Active Transportation Alliance director Ron Burke also addressed the crowd, lauding the city’s first curb-protected bike lanes, new bike-friendly “green wave” signal timing on Wells Street (more on that later today), and Chicago’s recent recognition in Bicycling Magazine as the nation’s second-best biking city. He applauded Emanuel’s support for bike infrastructure but noted, “Our elected leaders are doing this, in large part, because people like you and Active Trans are asking them to do it and they know that’s what their constituents want.”

Burke urged the crowd not to let the city rest on its laurels. “If we keep fighting and pushing and asking for more, we’re going to get more, because we’ve turned a corner,” he promised. “We’ll get to the point where every neighborhood in Chicago has streets all over the place that are comfortable, low-stress streets for biking.”

  • Here you go Mr. Burke: Ms. Scheinfeld, as a sign that the city is serious about biking, install a bike lane down Michigan Ave. between Roosevelt and Congress for starters (enough room there), and then all the way to Oak St. (less room there, may need to reduce the perpetual parking lot from three to two lanes there). I promise we’ll all take our bikes and go shopping there. Hey, the noise reduction from fewer cars might spur a few outdoor cafes. Always good for business.

  • Jason Chappell

    How about something even better…
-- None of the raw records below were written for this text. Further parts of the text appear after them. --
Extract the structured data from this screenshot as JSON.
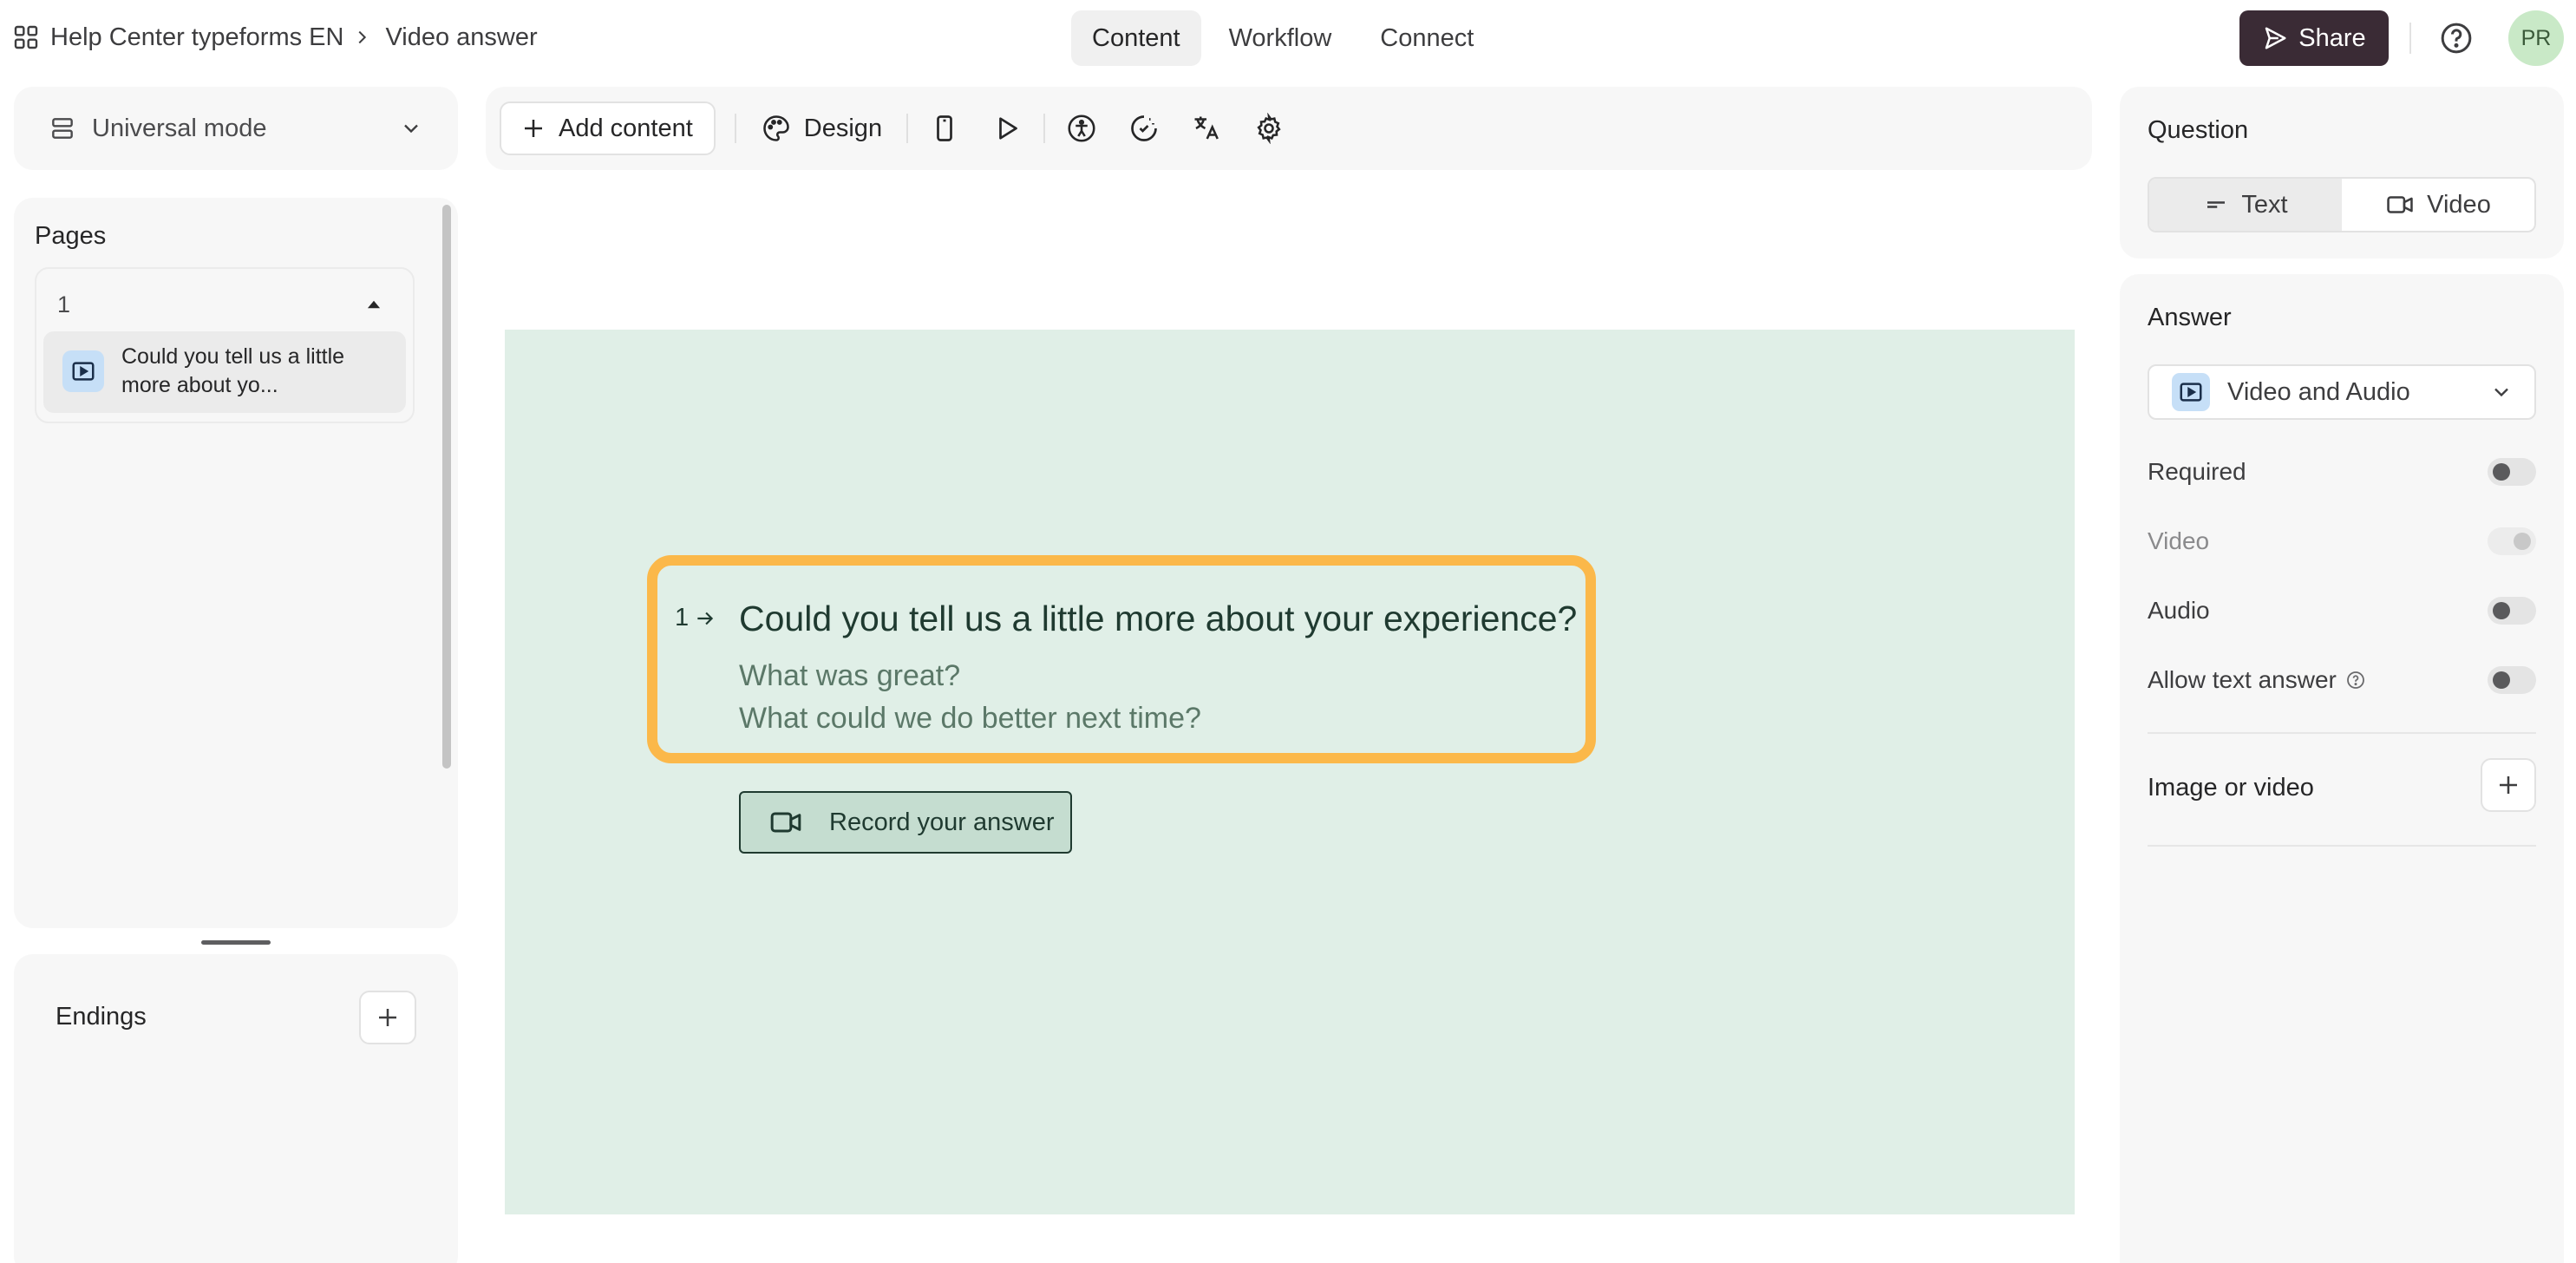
{
  "header": {
    "workspace": "Help Center typeforms EN",
    "form_name": "Video answer",
    "tabs": [
      {
        "label": "Content",
        "active": true
      },
      {
        "label": "Workflow",
        "active": false
      },
      {
        "label": "Connect",
        "active": false
      }
    ],
    "share_label": "Share",
    "avatar_initials": "PR"
  },
  "left": {
    "mode_label": "Universal mode",
    "pages_title": "Pages",
    "page_group_number": "1",
    "page_item_label": "Could you tell us a little more about yo...",
    "endings_title": "Endings"
  },
  "toolbar": {
    "add_content": "Add content",
    "design": "Design"
  },
  "canvas": {
    "question_number": "1",
    "question_title": "Could you tell us a little more about your experience?",
    "description_line1": "What was great?",
    "description_line2": "What could we do better next time?",
    "record_label": "Record your answer",
    "background": "#e0efe7",
    "highlight_color": "#fbb84a"
  },
  "right": {
    "question_title": "Question",
    "question_modes": [
      {
        "label": "Text",
        "active": true
      },
      {
        "label": "Video",
        "active": false
      }
    ],
    "answer_title": "Answer",
    "answer_type": "Video and Audio",
    "options": [
      {
        "label": "Required",
        "enabled": true
      },
      {
        "label": "Video",
        "enabled": false
      },
      {
        "label": "Audio",
        "enabled": true
      },
      {
        "label": "Allow text answer",
        "enabled": true
      }
    ],
    "image_or_video": "Image or video"
  },
  "colors": {
    "share_bg": "#3a2b35",
    "avatar_bg": "#c9e9c7",
    "icon_tile_bg": "#c6dff7"
  }
}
    So think about this…50% of bike riders are either too scared to ride or are somewhat fearful to ride…our biggest projects should focus on moving bicycles off of the streets…after seeing the 606 and how awesome it was to think about not sharing the road with cars…I had a thought as a first huge project, why don’t we utilize the center of our highway system to build an elevated path, bike lane, exercise trail, whatever you want to call it…the materials can be pre-fab, since it won’t be carrying car traffic the design can utilize things we already use for pre-fab garages etc…that is for engineers to determine…the fencing that is along the 606 would be optimum, and in theory the entire US could be connected by trail, simply using our highway system as a guide…we could have on/off ramps in the city…and have a continuous system of safe riding…

    The 606 probably spent a lot of its budget on landscaping…my project would not worry about that as an initial cost, but a thin strip of planters could be built in along the sides that can be utilized for plants/vines/natural landscaping etc…but this would keep cost down significantly…

    The 606 would be a spur off of this main artery, since it already ends near Ashland, a ramp system could be designed to connect them

    there is so much to think about with a project like this, but how amazing would it be to be zipping by, on the highway, overlooking cars, cruising into downtown, without worrying about intersections, and the view would be spectacular

    I really think this should be our focus

  • I don’t want to wait in the middle of the expressway for a Blue Line or Red Line train. I surely don’t want to bike there. It’s noisy and dirty.